### TASK TO COMPLETE
Your answer should be the records again, unchanged in wording and free of images.

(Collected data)
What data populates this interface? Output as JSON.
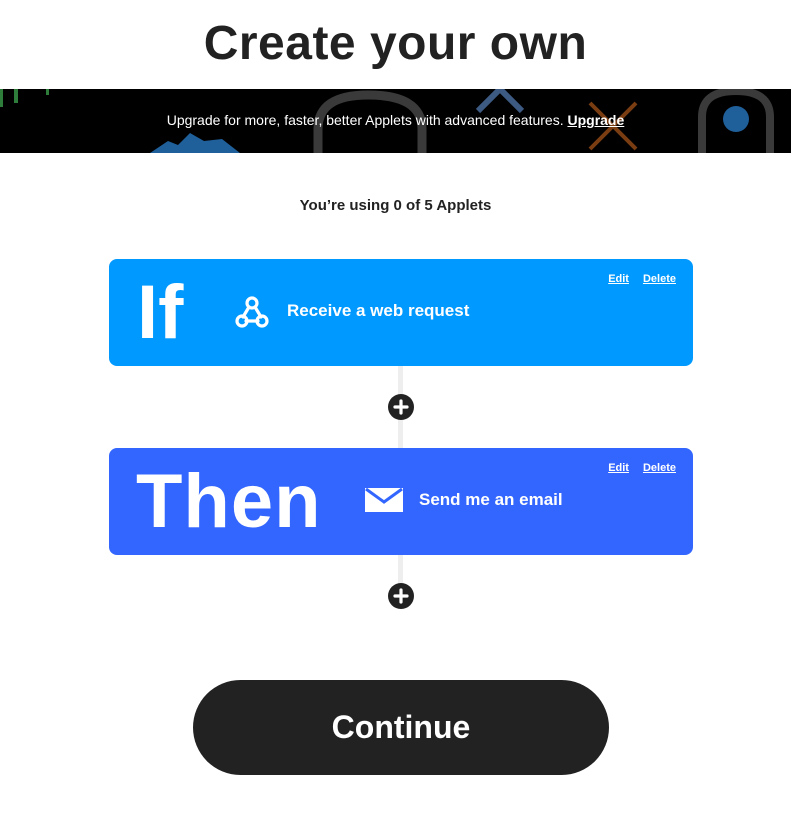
{
  "page": {
    "title": "Create your own"
  },
  "banner": {
    "text": "Upgrade for more, faster, better Applets with advanced features.",
    "link_label": "Upgrade"
  },
  "usage": {
    "text": "You’re using 0 of 5 Applets"
  },
  "trigger": {
    "keyword": "If",
    "icon": "webhook-icon",
    "label": "Receive a web request",
    "edit_label": "Edit",
    "delete_label": "Delete",
    "color": "#0099ff"
  },
  "action": {
    "keyword": "Then",
    "icon": "email-icon",
    "label": "Send me an email",
    "edit_label": "Edit",
    "delete_label": "Delete",
    "color": "#3366ff"
  },
  "continue": {
    "label": "Continue"
  },
  "colors": {
    "text": "#222222",
    "banner_background": "#000000",
    "button_background": "#222222"
  }
}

### ANSWER SECTION
What data populates this interface? Output as JSON.
{
  "page": {
    "title": "Create your own"
  },
  "banner": {
    "text": "Upgrade for more, faster, better Applets with advanced features.",
    "link_label": "Upgrade"
  },
  "usage": {
    "text": "You’re using 0 of 5 Applets"
  },
  "trigger": {
    "keyword": "If",
    "icon": "webhook-icon",
    "label": "Receive a web request",
    "edit_label": "Edit",
    "delete_label": "Delete",
    "color": "#0099ff"
  },
  "action": {
    "keyword": "Then",
    "icon": "email-icon",
    "label": "Send me an email",
    "edit_label": "Edit",
    "delete_label": "Delete",
    "color": "#3366ff"
  },
  "continue": {
    "label": "Continue"
  },
  "colors": {
    "text": "#222222",
    "banner_background": "#000000",
    "button_background": "#222222"
  }
}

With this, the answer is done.